Image: Express Monorail

Why you blather about curation

Digital strategist Len Kendall asked why people insist on using jargon that means little. We responded:

There are two driving factors that lead to big word BS syndrome: what I’ll call badges and signaling.

Badges are psychological reward systems in which you gain more points as you advance in an organization. Think military hierarchies, college degrees, and Twitter follower counts. These are learned systems in which participants have to struggle to rise, receive illusory badges or scores for achieving higher status, and are reluctant to give up that complexity since it provides the reward of accomplishment.
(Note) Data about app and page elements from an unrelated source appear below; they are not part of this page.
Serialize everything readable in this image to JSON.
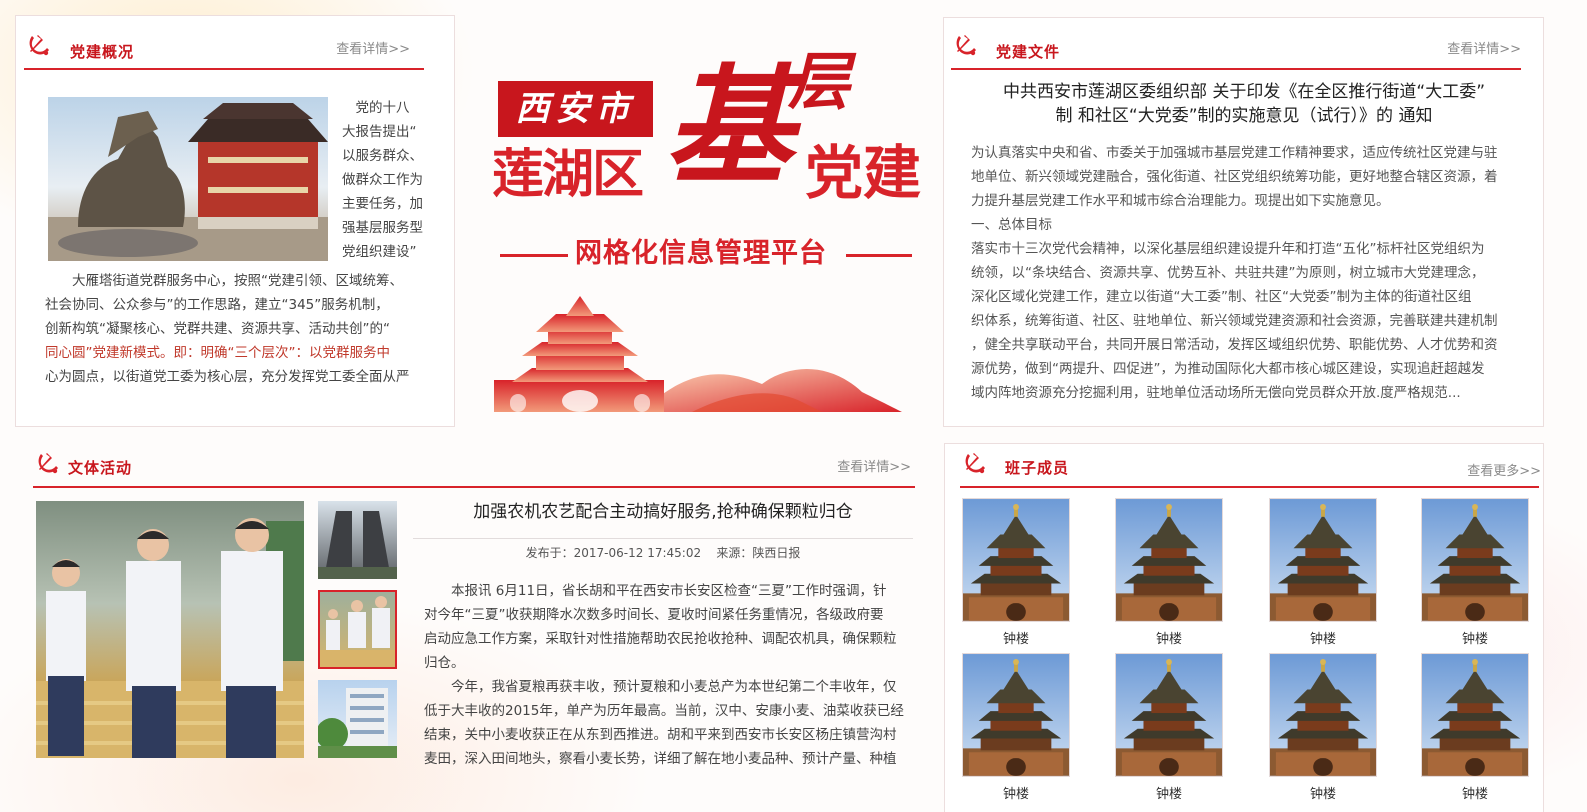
{
  "party_overview": {
    "title": "党建概况",
    "more": "查看详情>>",
    "intro_lines": [
      "党的十八",
      "大报告提出“",
      "以服务群众、",
      "做群众工作为",
      "主要任务，加",
      "强基层服务型",
      "党组织建设”"
    ],
    "para_lines": [
      "大雁塔街道党群服务中心，按照“党建引领、区域统筹、",
      "社会协同、公众参与”的工作思路，建立“345”服务机制，",
      "创新构筑“凝聚核心、党群共建、资源共享、活动共创”的“",
      "同心圆”党建新模式。即：明确“三个层次”：以党群服务中",
      "心为圆点，以街道党工委为核心层，充分发挥党工委全面从严"
    ]
  },
  "banner": {
    "city": "西安市",
    "district": "莲湖区",
    "char1": "基",
    "char2": "层",
    "party": "党建",
    "subtitle": "网格化信息管理平台"
  },
  "party_docs": {
    "title": "党建文件",
    "more": "查看详情>>",
    "doc_title_1": "中共西安市莲湖区委组织部 关于印发《在全区推行街道“大工委”",
    "doc_title_2": "制 和社区“大党委”制的实施意见（试行）》的 通知",
    "body_lines": [
      "为认真落实中央和省、市委关于加强城市基层党建工作精神要求，适应传统社区党建与驻",
      "地单位、新兴领域党建融合，强化街道、社区党组织统筹功能，更好地整合辖区资源，着",
      "力提升基层党建工作水平和城市综合治理能力。现提出如下实施意见。",
      "一、总体目标",
      "落实市十三次党代会精神，以深化基层组织建设提升年和打造“五化”标杆社区党组织为",
      "统领，以“条块结合、资源共享、优势互补、共驻共建”为原则，树立城市大党建理念，",
      "深化区域化党建工作，建立以街道“大工委”制、社区“大党委”制为主体的街道社区组",
      "织体系，统筹街道、社区、驻地单位、新兴领域党建资源和社会资源，完善联建共建机制",
      "，健全共享联动平台，共同开展日常活动，发挥区域组织优势、职能优势、人才优势和资",
      "源优势，做到“两提升、四促进”，为推动国际化大都市核心城区建设，实现追赶超越发",
      "域内阵地资源充分挖掘利用，驻地单位活动场所无偿向党员群众开放.度严格规范..."
    ]
  },
  "culture": {
    "title": "文体活动",
    "more": "查看详情>>",
    "article_title": "加强农机农艺配合主动搞好服务,抢种确保颗粒归仓",
    "meta": "发布于：2017-06-12 17:45:02    来源：陕西日报",
    "body_lines": [
      "本报讯 6月11日，省长胡和平在西安市长安区检查“三夏”工作时强调，针",
      "对今年“三夏”收获期降水次数多时间长、夏收时间紧任务重情况，各级政府要",
      "启动应急工作方案，采取针对性措施帮助农民抢收抢种、调配农机具，确保颗粒",
      "归仓。",
      "今年，我省夏粮再获丰收，预计夏粮和小麦总产为本世纪第二个丰收年，仅",
      "低于大丰收的2015年，单产为历年最高。当前，汉中、安康小麦、油菜收获已经",
      "结束，关中小麦收获正在从东到西推进。胡和平来到西安市长安区杨庄镇营沟村",
      "麦田，深入田间地头，察看小麦长势，详细了解在地小麦品种、预计产量、种植"
    ]
  },
  "members": {
    "title": "班子成员",
    "more": "查看更多>>",
    "items": [
      {
        "name": "钟楼"
      },
      {
        "name": "钟楼"
      },
      {
        "name": "钟楼"
      },
      {
        "name": "钟楼"
      },
      {
        "name": "钟楼"
      },
      {
        "name": "钟楼"
      },
      {
        "name": "钟楼"
      },
      {
        "name": "钟楼"
      }
    ]
  },
  "colors": {
    "accent": "#d8232a",
    "heading": "#c8161d"
  }
}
Complex language in many cultures — health care, academia, business consulting — is a badge that is learned over time and shows you have entered the Inner Sanctum. This is why the worst writers in the world are usually college seniors, who have been trained to use fancier, laborious language in term papers to impress professors.

Signaling is the second motive, which is why so many speakers on panels at SXSW used the bullshit phrase “curating” this year. Curating is a fancy word for managing, yet using it signals you are on the cutting edge of the latest tweak in mental masturbatory business strategic thinking. Business consultants (some, at least) fall into jargonspeak as a way of showing that at the end of the day, net-net, out-of-the-box thinking leaps the chasm to a paradigm shift. The coloration signals smarts even if the words mean nothing.

My point is the human desire to achieve status and then signal it are not going away soon. We’ll be curating complex language for a while.

Image: Nebulaskin

The Outdoor rope around her wrists dug deeper

Erotic prose aside, what Internet hyperbolists fail to mention is that out-of-home advertising (billboards and the like) has been the second-fastest growing ad medium of the past decade. Outdoor slumped slightly in 2009, like everything else, but in the 11 years prior its share of U.S. ad budgets rose 242%, and prognosticators suggest outdoor will accelerate again with the expansion of new digital boards, LCD point-of-sale displays, and improved ad metrics that supposedly give marketers a read on the audience demographics likely to have made eye contact with a display. The Traffic Audit Bureau is rolling out an “Eyes On” system that uses video monitoring of passers-by eyeballs, 50,000 surveys of consumer travel habits, and a pinch of statistical magic to make outdoor ratings real.

Or so we hear. Outdoor still has significant challenges. Digital board units, which are rotated on electronic billboards every 8 to 10 seconds, are often priced at par with normal billboards — a rather interesting math stretch since drivers zipping past at 60 miles per hour are likely to miss 3 of the 6 units being rotated onto the new digital screens. Point-of-sale displays have a wonderful potential to provide customized offers to consumers as they near the checkout, most vulnerable to impulse buying, yet marketers have failed to find a way to provide any true personalization (imagine, if you will, a scanner that recognizes your grocery cart contains ingredients for beef stroganoff and so offers you the perfect matching red wine on sale as you roll up to the register). The inability to measure any direct response to outdoor messages makes marketers awash in Google Analytics gun-shy about throwing big dollars into a silent hole. And outdoor execution, which can be brilliant (see the OAAA Creative Resource Center for inspiration), is often abysmally produced by local auto dealers or hospitals whose cluttersome eyesores give the entire segment a bad name.

Marketers evaluating outdoor need more than fancy impression estimates: It’s a function of whether the media use fits your target demo, whether the modality of consumer interest makes low-cost frequent impressions an asset, and whether you can articulate your message in a few clear beats. For product categories where consumers rarely think about you until they suddenly need to — home insurance, automobiles, health care specialities — a low hum on the horizon helps intercept the untargetable. Soon, you can measure the real eyeballs perking up, too.

Via Scott Brunjes.